Though the new training is not yet finalized, two pilots familiar with Boeing's discussions said the new computer-based course would take 15 minutes. Notably, it is up to airlines to decide whether pilots should train on flight simulators specific to the 737 Max.

While Boeing hosted its meetings, lawmakers in Washington, D.C., staged a Senate hearing on aviation safety and oversight on Wednesday afternoon. Among those offering testimony were Daniel Elwell, acting administrator of the Federal Aviation Administration; Robert Sumwalt, chairman of the National Transportation Safety Board; and Calvin Scovel, the Transportation Department's inspector general.

Boeing will also have to convince a skeptical community of global aviation professionals that the 737 Max will be safe to fly once the flight systems are updated.

Analysts say the financial toll on Boeing and its airline customers could grow as the crisis goes on. Boeing has suspended all future deliveries of the 737 Max 8 and 9 for as long as the grounding order is in place.

"Boeing will probably owe something to the airlines," JPM's Seifman said. If the grounding lasts two to three months, it's possible Boeing could face roughly US$1 billion ($1.4b) to settle legal claims by the airlines, he said.

Those with future orders are waiting on a resolution. WestJet, which has two Max deliveries expected later this year, said it sent pilots to the Renton meeting Wednesday.

"As the duration of the Max grounding is still unknown, if our next delivery is before the grounding is lifted, we will not take the aircraft," a WestJet spokesman said Tuesday. "However, if the grounding has been lifted and the aircraft is approved for re-entry into service by all relevant regulatory bodies, we will take all deliveries as intended."

Boeing and the FAA have been working on the software and training fixes for months, but it is unclear why both organizations waited until after a second crash to publicly commit to them.
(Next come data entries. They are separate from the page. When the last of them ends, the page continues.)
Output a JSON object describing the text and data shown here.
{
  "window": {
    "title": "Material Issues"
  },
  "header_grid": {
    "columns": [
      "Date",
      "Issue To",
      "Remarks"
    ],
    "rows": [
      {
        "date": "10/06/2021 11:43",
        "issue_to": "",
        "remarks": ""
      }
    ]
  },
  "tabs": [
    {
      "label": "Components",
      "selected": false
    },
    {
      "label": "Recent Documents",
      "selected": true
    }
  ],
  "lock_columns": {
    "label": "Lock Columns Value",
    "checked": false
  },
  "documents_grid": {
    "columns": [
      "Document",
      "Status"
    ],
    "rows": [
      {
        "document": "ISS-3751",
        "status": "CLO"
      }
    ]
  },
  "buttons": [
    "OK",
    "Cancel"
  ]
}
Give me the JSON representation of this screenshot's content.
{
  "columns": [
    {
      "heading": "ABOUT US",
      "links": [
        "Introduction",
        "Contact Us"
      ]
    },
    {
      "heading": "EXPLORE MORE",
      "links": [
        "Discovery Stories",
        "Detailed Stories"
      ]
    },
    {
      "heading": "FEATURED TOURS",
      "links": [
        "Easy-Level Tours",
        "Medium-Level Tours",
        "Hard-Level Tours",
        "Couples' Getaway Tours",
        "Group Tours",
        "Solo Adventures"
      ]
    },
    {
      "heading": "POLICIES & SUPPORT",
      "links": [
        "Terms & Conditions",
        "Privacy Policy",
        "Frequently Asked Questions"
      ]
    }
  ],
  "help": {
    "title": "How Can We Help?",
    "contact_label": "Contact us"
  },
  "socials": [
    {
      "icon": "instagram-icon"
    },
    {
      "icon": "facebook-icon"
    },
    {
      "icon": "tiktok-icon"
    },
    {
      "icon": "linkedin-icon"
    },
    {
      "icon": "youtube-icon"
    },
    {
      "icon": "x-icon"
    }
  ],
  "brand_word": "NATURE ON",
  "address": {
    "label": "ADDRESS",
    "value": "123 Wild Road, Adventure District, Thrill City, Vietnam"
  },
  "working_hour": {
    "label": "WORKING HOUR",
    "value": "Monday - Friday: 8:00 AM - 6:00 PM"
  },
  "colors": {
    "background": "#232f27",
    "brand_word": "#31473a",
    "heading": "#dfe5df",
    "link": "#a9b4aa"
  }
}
A Boeing official speaking on the condition of anonymity to discuss internal deliberations said the company has used lab and flight simulators to test how the new software would work in different scenarios, all of it in close coordination with FAA officials. Boeing flight-tested the software on a Boeing jet on February 7 and again on March 12, the person said.

"Test pilots flew different maneuvers and flight conditions that exercised various aspects of the software update," the Boeing official said.

The second test came two days after the Max 8 crash in Ethiopia.